Fall is Vata season. The air is dry, temperatures are colder, and the weather is unpredictable. Leaves crunch and the wind howls as life slowly sinks back into its roots. Autumn brings a downward energy, grounding our bodies and minds, and even our food, into the earth. It’s the ideal time to focus on our colon. The dryness of the season can lead to internal “dryness” with symptoms including dry skin and constipation. As it gets colder, the body draws blood from the limbs to the core to preserve heat. Your skin appears more pale, muscles feel tired, and hands and feet feel cold. At the core, more blood is nourishing your internal organs. This brings a renewed vigor in your appetite, with more cravings for starchy and heavy foods. Your body attempts to build a layer of insulating fat to help you stay warm and build immunity, strength and stamina. Your nervous system is easily scattered in the fall so pay attention to your regular routine.
Counteract dryness and build fall immunity.
Bring daily self massage into your routine. Use sesame oil for Vata, coconut for Pitta, olive oil for Kapha. Joints tend to be more dehydrated in the fall and love to be oiled. Before the massage you can dry brush your body to stimulate circulation. Hydrate with lots of water, warm or room temperature, herbal teas, no ice!
Food is medicine in Ayurveda. Your diet should include warm, oily, heavy comfort foods which build ojas (radiance). These foods provide the nourishment your body needs to build a layer of protective insulating fat while calming anxieties (vata imbalance in the mind and emotions). Sweet taste (root vegetables, rice) is nourishing, grounding, and helps build strength. Salty taste will keep you moisturized and hydrated. Sour taste (a splash of lemon) keeps the palate moist and digestion strong. Eat warming foods such as cozy soups, warm applesauce, root vegetables, nuts, seeds, and bone broths. Use good quality oils, ghee, sesame oil, coconut oil. Avoid spicy foods. Use mild spices in moderation, including salt, ginger, cardamom, cinnamon, cloves, black pepper, garlic, onion, thyme to help digest heavier foods.

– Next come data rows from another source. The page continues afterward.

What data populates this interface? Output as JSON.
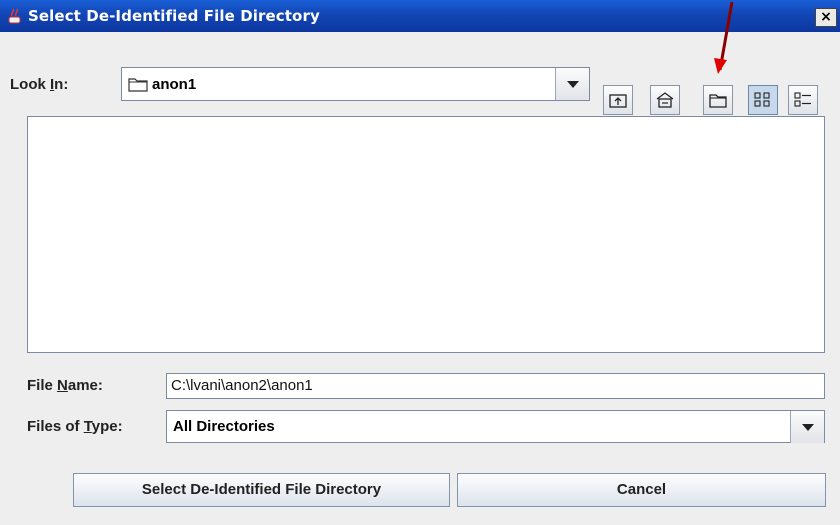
{
  "window": {
    "title": "Select De-Identified File Directory",
    "close_glyph": "×",
    "icons": {
      "app": "java-cup-icon",
      "close": "close-icon"
    }
  },
  "look_in": {
    "label_before": "Look ",
    "label_mnemonic": "I",
    "label_after": "n:",
    "value": "anon1",
    "icon": "folder-icon"
  },
  "toolbar": {
    "buttons": [
      {
        "name": "up-one-level",
        "icon": "up-folder-icon"
      },
      {
        "name": "home",
        "icon": "home-icon"
      },
      {
        "name": "create-new-folder",
        "icon": "new-folder-icon"
      },
      {
        "name": "list-view",
        "icon": "list-view-icon",
        "selected": true
      },
      {
        "name": "details-view",
        "icon": "details-view-icon",
        "selected": false
      }
    ]
  },
  "annotation": {
    "arrow_color": "#d40000"
  },
  "file_name": {
    "label_before": "File ",
    "label_mnemonic": "N",
    "label_after": "ame:",
    "value": "C:\\lvani\\anon2\\anon1"
  },
  "files_of_type": {
    "label_before": "Files of ",
    "label_mnemonic": "T",
    "label_after": "ype:",
    "value": "All Directories"
  },
  "buttons": {
    "select": "Select De-Identified File Directory",
    "cancel": "Cancel"
  },
  "colors": {
    "titlebar": "#1246b5",
    "background": "#eeeeee"
  }
}
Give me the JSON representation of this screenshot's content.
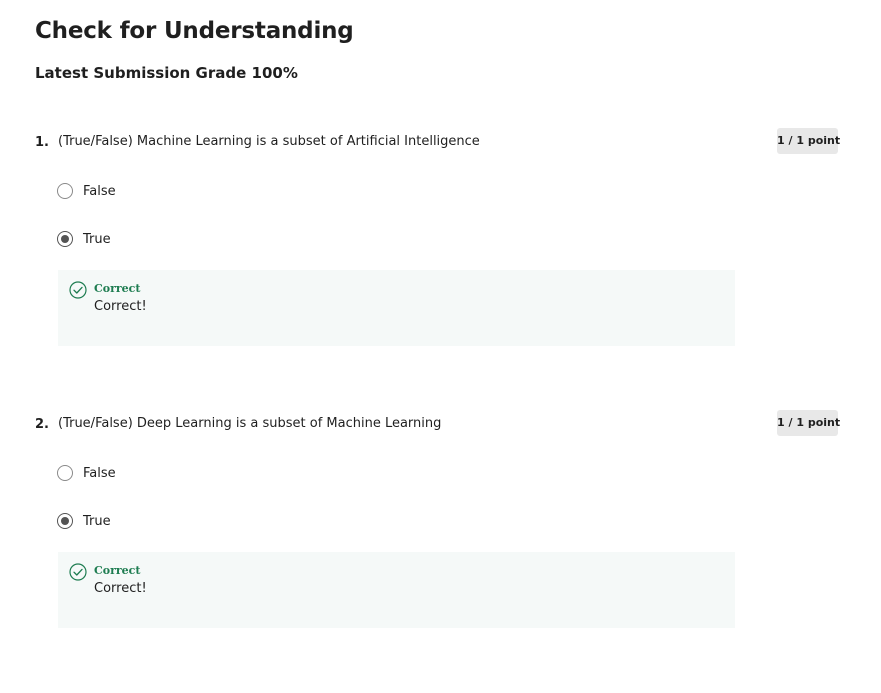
{
  "page": {
    "title": "Check for Understanding",
    "grade_label": "Latest Submission Grade 100%"
  },
  "questions": [
    {
      "number": "1.",
      "text": "(True/False) Machine Learning is a subset of Artificial Intelligence",
      "points": "1 / 1 point",
      "options": [
        {
          "label": "False",
          "selected": false
        },
        {
          "label": "True",
          "selected": true
        }
      ],
      "feedback": {
        "title": "Correct",
        "text": "Correct!",
        "icon": "check-circle-icon",
        "color": "#1d7c50"
      }
    },
    {
      "number": "2.",
      "text": "(True/False) Deep Learning is a subset of Machine Learning",
      "points": "1 / 1 point",
      "options": [
        {
          "label": "False",
          "selected": false
        },
        {
          "label": "True",
          "selected": true
        }
      ],
      "feedback": {
        "title": "Correct",
        "text": "Correct!",
        "icon": "check-circle-icon",
        "color": "#1d7c50"
      }
    }
  ]
}
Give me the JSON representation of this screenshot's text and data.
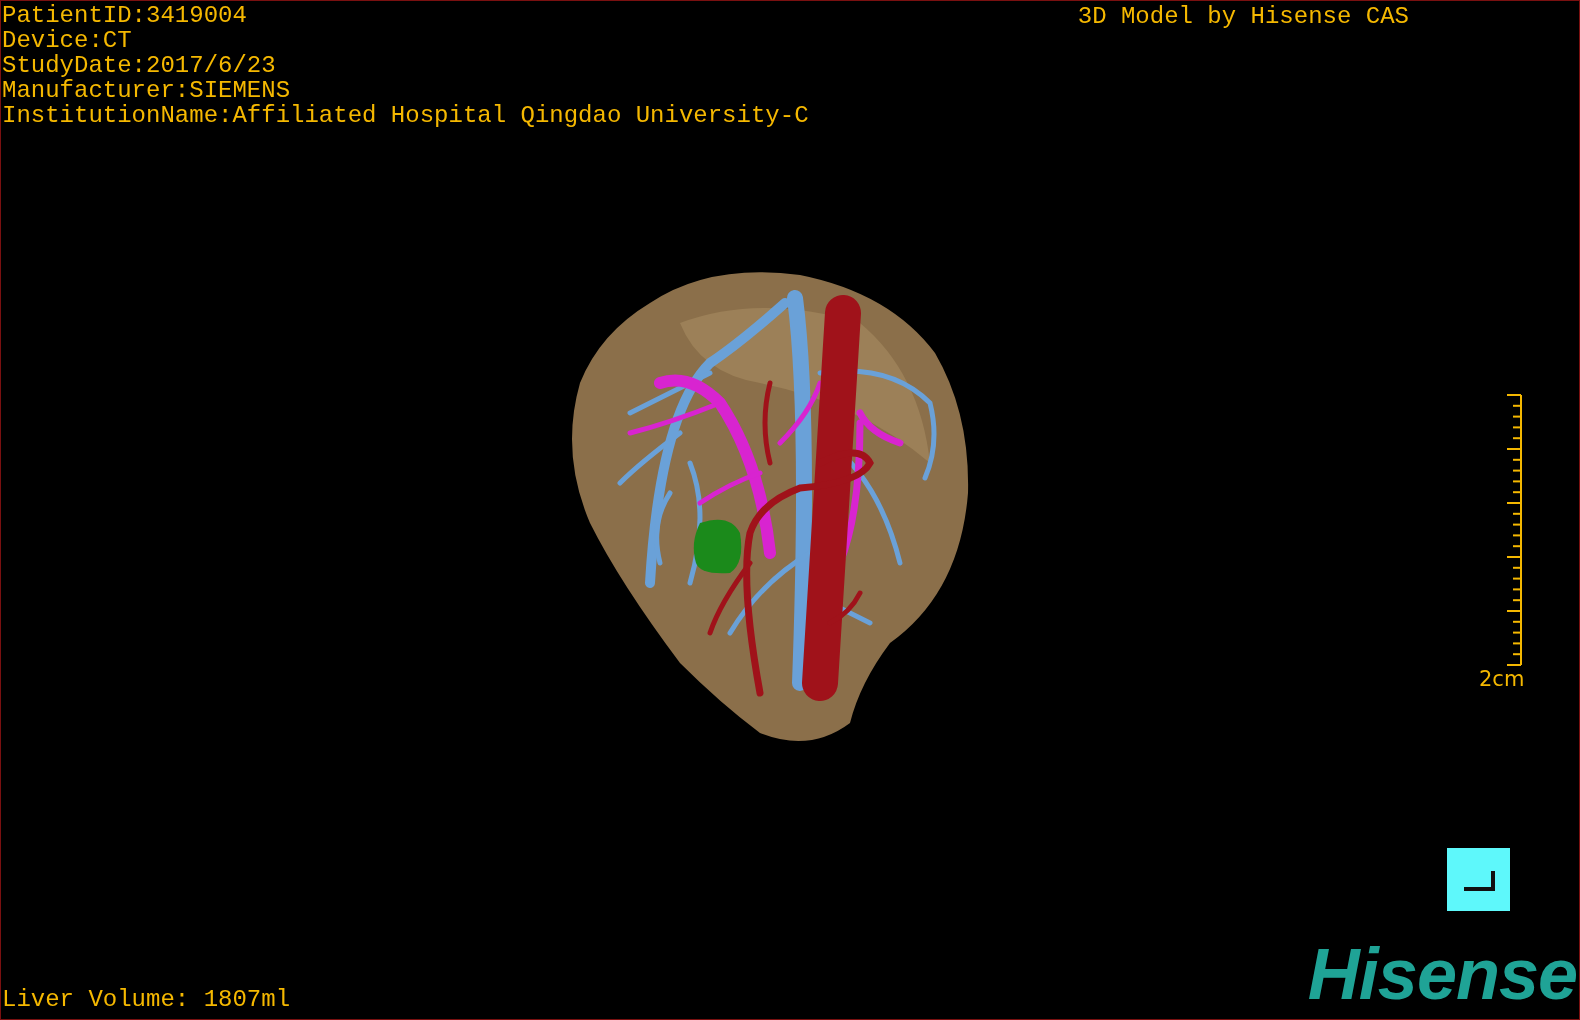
{
  "study_info": [
    "PatientID:3419004",
    "Device:CT",
    "StudyDate:2017/6/23",
    "Manufacturer:SIEMENS",
    "InstitutionName:Affiliated Hospital Qingdao University-C"
  ],
  "title": "3D Model by Hisense CAS",
  "scale": {
    "label": "2cm"
  },
  "volume": "Liver Volume: 1807ml",
  "logo": "Hisense"
}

Herbal remedies help you rest, rejuvenate and fortify your body : a cup of Dashamoola tea, Ashwaganda, licorice root. To warm your core, use cinnamon, black pepper, and ginger. Haritaki helps to combat dryness in the colon. Nutmeg helps calm the nerves.
It’s the time of harvest and preparation for the upcoming winter.

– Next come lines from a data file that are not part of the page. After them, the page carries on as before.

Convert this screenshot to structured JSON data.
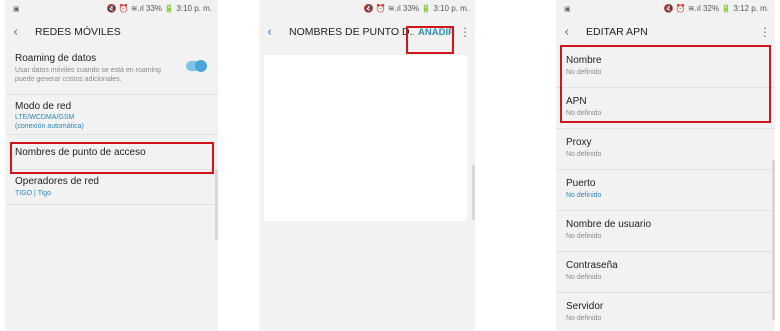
{
  "screens": [
    {
      "status": {
        "left_icon": "▣",
        "right": "🔇 ⏰ ≋.ıl 33% 🔋 3:10 p. m."
      },
      "title": "REDES MÓVILES",
      "items": [
        {
          "title": "Roaming de datos",
          "subtitle": "Usar datos móviles cuando se está en roaming puede generar costos adicionales.",
          "toggle": true
        },
        {
          "title": "Modo de red",
          "subtitle": "LTE/WCDMA/GSM",
          "subtitle2": "(conexión automática)"
        },
        {
          "title": "Nombres de punto de acceso"
        },
        {
          "title": "Operadores de red",
          "subtitle": "TIGO | Tigo"
        }
      ]
    },
    {
      "status": {
        "left_icon": "",
        "right": "🔇 ⏰ ≋.ıl 33% 🔋 3:10 p. m."
      },
      "title": "NOMBRES DE PUNTO D...",
      "action": "AÑADIR",
      "more": "⋮"
    },
    {
      "status": {
        "left_icon": "▣",
        "right": "🔇 ⏰ ≋.ıl 32% 🔋 3:12 p. m."
      },
      "title": "EDITAR APN",
      "more": "⋮",
      "items": [
        {
          "title": "Nombre",
          "subtitle": "No definido"
        },
        {
          "title": "APN",
          "subtitle": "No definido"
        },
        {
          "title": "Proxy",
          "subtitle": "No definido"
        },
        {
          "title": "Puerto",
          "subtitle": "No definido"
        },
        {
          "title": "Nombre de usuario",
          "subtitle": "No definido"
        },
        {
          "title": "Contraseña",
          "subtitle": "No definido"
        },
        {
          "title": "Servidor",
          "subtitle": "No definido"
        }
      ]
    }
  ],
  "icons": {
    "back": "chevron-left-icon",
    "more": "more-vert-icon"
  },
  "colors": {
    "highlight": "#d0151b",
    "accent": "#2f8fb0",
    "background": "#f2f2f2"
  }
}
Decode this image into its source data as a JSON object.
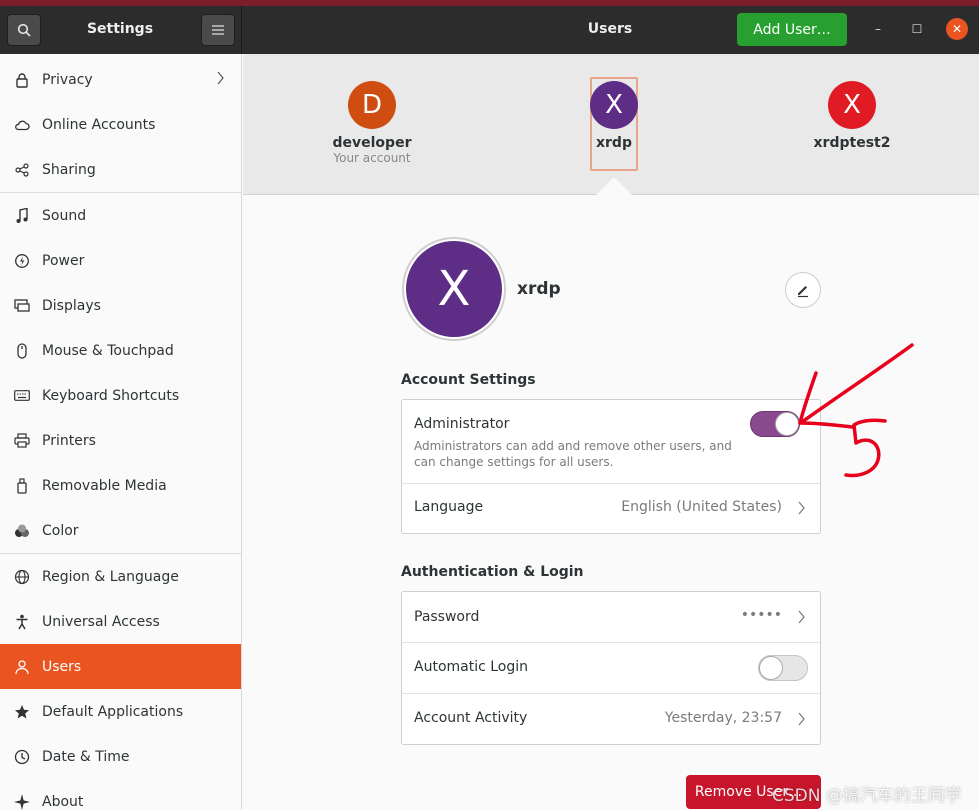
{
  "window": {
    "sidebar_title": "Settings",
    "main_title": "Users",
    "add_user_label": "Add User…",
    "minimize_glyph": "–",
    "maximize_glyph": "☐",
    "close_glyph": "✕"
  },
  "sidebar": {
    "items": [
      {
        "label": "Privacy",
        "icon": "lock-icon"
      },
      {
        "label": "Online Accounts",
        "icon": "cloud-icon"
      },
      {
        "label": "Sharing",
        "icon": "share-icon"
      },
      {
        "label": "Sound",
        "icon": "music-note-icon"
      },
      {
        "label": "Power",
        "icon": "power-icon"
      },
      {
        "label": "Displays",
        "icon": "display-icon"
      },
      {
        "label": "Mouse & Touchpad",
        "icon": "mouse-icon"
      },
      {
        "label": "Keyboard Shortcuts",
        "icon": "keyboard-icon"
      },
      {
        "label": "Printers",
        "icon": "printer-icon"
      },
      {
        "label": "Removable Media",
        "icon": "usb-drive-icon"
      },
      {
        "label": "Color",
        "icon": "color-icon"
      },
      {
        "label": "Region & Language",
        "icon": "globe-icon"
      },
      {
        "label": "Universal Access",
        "icon": "accessibility-icon"
      },
      {
        "label": "Users",
        "icon": "users-icon"
      },
      {
        "label": "Default Applications",
        "icon": "star-icon"
      },
      {
        "label": "Date & Time",
        "icon": "clock-icon"
      },
      {
        "label": "About",
        "icon": "sparkle-icon"
      }
    ],
    "active": "Users"
  },
  "users": [
    {
      "initial": "D",
      "name": "developer",
      "subtitle": "Your account",
      "color": "#d04d12"
    },
    {
      "initial": "X",
      "name": "xrdp",
      "subtitle": "",
      "color": "#5e2d86"
    },
    {
      "initial": "X",
      "name": "xrdptest2",
      "subtitle": "",
      "color": "#e01b24"
    }
  ],
  "selected_user": {
    "initial": "X",
    "name": "xrdp"
  },
  "account_settings": {
    "title": "Account Settings",
    "administrator_label": "Administrator",
    "administrator_desc": "Administrators can add and remove other users, and can change settings for all users.",
    "administrator_on": true,
    "language_label": "Language",
    "language_value": "English (United States)"
  },
  "auth": {
    "title": "Authentication & Login",
    "password_label": "Password",
    "password_value": "•••••",
    "auto_login_label": "Automatic Login",
    "auto_login_on": false,
    "activity_label": "Account Activity",
    "activity_value": "Yesterday, 23:57"
  },
  "remove_user_label": "Remove User…",
  "watermark": "CSDN @搞汽车的王同学",
  "colors": {
    "accent": "#e95420",
    "add_button": "#27a031",
    "remove_button": "#c7162b",
    "toggle_on": "#8b4a8d"
  }
}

Just as the bulbs need winter dark and cold to grow in springtime, so do we need the quiet and reflective time to look at ourselves. Since the nervous system is easily scattered in the fall, establish more order in your life, regular mealtimes, regular sleep routine, regular exercise. Avoid overstimulation, travel or change, and seek quality time with loved ones. Clear out old patterns. In Chinese medicine the lungs and large intestine are related to Fall. This is a time of letting go. Reflect, recalibrate, rebalance. A simple and effective tool is breathing. The very act of conscious breathing enables us to let go of the unwanted as we fully and deeply exhale. Slowing down the breath brings mental clarity and a nicely balanced emotional state. Try coherent breathing – 6 breaths in a minute (inhale 5 counts, exhale 5 counts.) Do this breathing for five minutes, three times a day. Try adding heart-focused breathing: imagine the breath coming through your heart.

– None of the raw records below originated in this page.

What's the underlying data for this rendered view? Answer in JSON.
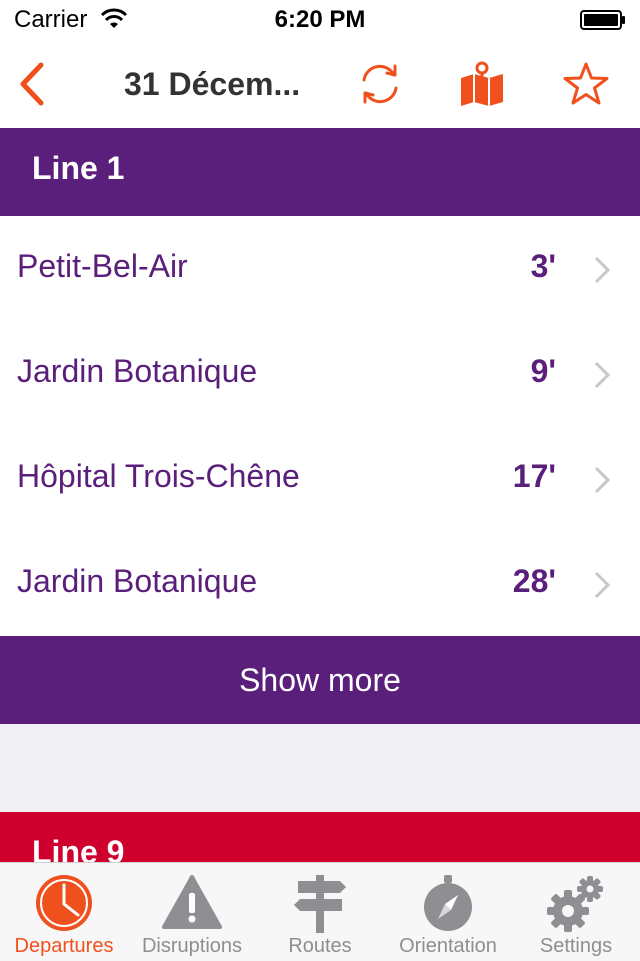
{
  "status_bar": {
    "carrier": "Carrier",
    "time": "6:20 PM"
  },
  "nav": {
    "title": "31 Décem...",
    "back_icon": "chevron-left-icon",
    "actions": [
      "refresh-icon",
      "map-icon",
      "star-icon"
    ],
    "accent_color": "#f0501e"
  },
  "lines": [
    {
      "label": "Line 1",
      "color": "#5a1e7b",
      "departures": [
        {
          "destination": "Petit-Bel-Air",
          "minutes": "3'"
        },
        {
          "destination": "Jardin Botanique",
          "minutes": "9'"
        },
        {
          "destination": "Hôpital Trois-Chêne",
          "minutes": "17'"
        },
        {
          "destination": "Jardin Botanique",
          "minutes": "28'"
        }
      ],
      "show_more": "Show more"
    },
    {
      "label": "Line 9",
      "color": "#d0002e"
    }
  ],
  "tabs": [
    {
      "label": "Departures",
      "icon": "clock-icon",
      "active": true
    },
    {
      "label": "Disruptions",
      "icon": "warning-icon"
    },
    {
      "label": "Routes",
      "icon": "signpost-icon"
    },
    {
      "label": "Orientation",
      "icon": "compass-icon"
    },
    {
      "label": "Settings",
      "icon": "gear-icon"
    }
  ]
}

Enjoy your colorful fall with these tips and honor the light that was provided in the summer. This evening, put on your warm socks, light a candle, and cuddle up on the couch with a nice warm cup of tea.